What this task involves
Search the records below for the word "time". Copy each line where it occurs.

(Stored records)
● ● ●

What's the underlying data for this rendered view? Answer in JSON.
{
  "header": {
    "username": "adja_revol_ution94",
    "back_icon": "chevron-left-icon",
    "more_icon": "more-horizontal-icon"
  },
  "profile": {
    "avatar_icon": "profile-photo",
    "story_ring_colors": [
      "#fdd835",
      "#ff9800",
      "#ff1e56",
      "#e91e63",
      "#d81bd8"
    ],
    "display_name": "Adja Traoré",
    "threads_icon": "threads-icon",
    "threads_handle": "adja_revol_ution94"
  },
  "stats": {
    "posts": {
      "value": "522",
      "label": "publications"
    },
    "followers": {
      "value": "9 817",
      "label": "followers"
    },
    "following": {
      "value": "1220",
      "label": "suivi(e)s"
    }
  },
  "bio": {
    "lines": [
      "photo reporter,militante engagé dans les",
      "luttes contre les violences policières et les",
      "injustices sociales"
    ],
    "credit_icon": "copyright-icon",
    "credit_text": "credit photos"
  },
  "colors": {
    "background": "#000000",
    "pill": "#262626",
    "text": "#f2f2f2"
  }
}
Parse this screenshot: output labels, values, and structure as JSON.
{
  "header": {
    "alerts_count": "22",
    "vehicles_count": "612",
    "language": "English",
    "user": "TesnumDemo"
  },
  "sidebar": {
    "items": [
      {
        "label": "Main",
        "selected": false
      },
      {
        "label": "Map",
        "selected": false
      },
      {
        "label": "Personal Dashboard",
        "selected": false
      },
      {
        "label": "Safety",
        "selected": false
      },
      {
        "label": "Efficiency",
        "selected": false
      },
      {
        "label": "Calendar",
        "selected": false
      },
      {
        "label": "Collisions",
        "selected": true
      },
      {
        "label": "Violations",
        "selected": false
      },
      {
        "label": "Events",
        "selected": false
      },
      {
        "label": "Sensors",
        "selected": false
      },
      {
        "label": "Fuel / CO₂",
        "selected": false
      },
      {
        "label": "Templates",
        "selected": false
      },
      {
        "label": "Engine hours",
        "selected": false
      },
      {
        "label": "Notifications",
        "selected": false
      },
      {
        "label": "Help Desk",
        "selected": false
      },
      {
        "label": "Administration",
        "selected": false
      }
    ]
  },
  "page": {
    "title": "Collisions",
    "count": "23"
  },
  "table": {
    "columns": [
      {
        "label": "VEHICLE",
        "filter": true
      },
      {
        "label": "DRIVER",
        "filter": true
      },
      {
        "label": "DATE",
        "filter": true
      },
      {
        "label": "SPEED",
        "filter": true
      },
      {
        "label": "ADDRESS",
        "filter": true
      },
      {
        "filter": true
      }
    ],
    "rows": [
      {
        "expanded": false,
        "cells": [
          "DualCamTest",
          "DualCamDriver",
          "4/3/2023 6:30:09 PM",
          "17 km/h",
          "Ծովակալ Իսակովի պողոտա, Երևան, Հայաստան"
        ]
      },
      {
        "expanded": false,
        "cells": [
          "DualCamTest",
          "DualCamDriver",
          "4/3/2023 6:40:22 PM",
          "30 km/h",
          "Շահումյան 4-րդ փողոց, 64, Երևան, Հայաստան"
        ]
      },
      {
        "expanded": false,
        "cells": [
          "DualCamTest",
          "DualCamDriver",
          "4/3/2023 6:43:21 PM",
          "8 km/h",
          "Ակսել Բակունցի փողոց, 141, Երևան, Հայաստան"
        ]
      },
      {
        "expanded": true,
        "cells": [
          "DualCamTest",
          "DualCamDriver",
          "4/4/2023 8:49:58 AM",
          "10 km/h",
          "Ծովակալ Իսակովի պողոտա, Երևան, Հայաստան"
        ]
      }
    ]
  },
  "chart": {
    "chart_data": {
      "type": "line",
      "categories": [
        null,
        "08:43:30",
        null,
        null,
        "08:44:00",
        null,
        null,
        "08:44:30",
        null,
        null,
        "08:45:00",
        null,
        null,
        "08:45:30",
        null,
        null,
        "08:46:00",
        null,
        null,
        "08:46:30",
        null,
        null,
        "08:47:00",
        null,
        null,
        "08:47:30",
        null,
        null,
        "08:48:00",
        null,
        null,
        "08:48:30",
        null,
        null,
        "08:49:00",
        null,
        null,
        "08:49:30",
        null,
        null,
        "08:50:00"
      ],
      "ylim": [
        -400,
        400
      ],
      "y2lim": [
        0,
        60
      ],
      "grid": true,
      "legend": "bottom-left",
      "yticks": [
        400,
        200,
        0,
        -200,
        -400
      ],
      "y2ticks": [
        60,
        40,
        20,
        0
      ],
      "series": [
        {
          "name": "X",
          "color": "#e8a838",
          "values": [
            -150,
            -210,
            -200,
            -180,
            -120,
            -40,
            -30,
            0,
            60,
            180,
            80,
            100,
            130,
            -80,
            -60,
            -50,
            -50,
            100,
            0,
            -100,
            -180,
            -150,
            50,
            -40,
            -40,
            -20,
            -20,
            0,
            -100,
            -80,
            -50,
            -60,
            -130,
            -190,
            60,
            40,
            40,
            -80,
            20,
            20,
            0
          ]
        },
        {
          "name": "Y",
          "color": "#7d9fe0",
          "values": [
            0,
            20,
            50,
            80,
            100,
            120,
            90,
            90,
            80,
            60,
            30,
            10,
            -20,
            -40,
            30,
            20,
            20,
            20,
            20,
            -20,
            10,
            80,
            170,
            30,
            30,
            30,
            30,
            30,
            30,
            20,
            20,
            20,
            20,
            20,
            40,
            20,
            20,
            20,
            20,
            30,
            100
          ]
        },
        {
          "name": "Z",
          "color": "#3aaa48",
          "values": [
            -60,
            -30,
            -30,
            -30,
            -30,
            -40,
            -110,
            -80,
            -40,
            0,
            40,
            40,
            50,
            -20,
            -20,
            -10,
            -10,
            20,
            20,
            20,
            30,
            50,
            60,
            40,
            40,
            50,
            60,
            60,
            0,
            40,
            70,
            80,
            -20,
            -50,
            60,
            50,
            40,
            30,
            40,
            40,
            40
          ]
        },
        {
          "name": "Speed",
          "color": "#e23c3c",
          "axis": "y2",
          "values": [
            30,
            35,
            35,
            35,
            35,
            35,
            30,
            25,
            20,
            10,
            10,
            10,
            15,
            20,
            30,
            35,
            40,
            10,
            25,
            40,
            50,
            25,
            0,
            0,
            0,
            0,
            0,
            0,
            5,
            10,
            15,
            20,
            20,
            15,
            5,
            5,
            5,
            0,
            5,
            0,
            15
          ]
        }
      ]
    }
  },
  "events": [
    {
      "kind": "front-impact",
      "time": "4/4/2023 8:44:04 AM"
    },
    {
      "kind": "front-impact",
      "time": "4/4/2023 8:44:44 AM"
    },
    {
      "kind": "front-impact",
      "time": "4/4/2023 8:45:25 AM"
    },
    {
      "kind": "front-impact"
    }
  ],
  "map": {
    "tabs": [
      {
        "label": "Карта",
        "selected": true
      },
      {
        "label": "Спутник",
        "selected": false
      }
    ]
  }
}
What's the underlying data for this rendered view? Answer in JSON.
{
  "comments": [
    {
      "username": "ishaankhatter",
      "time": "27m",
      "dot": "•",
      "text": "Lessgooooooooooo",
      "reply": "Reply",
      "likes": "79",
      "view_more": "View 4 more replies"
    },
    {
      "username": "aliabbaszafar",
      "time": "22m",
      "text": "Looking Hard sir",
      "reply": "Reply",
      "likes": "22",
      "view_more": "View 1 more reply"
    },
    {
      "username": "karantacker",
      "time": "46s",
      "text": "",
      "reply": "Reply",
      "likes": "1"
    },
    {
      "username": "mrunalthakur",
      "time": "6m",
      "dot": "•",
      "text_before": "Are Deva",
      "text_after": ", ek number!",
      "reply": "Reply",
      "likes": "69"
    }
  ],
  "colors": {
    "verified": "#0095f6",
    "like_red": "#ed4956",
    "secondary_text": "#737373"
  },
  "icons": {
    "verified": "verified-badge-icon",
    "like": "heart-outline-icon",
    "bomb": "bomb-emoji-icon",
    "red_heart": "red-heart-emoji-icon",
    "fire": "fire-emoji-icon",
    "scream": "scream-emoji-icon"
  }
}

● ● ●

Completed task
      "time": "4/4/2023 8:44:04 AM"
      "time": "4/4/2023 8:44:44 AM"
      "time": "4/4/2023 8:45:25 AM"
      "time": "27m",
      "time": "22m",
      "time": "46s",
      "time": "6m",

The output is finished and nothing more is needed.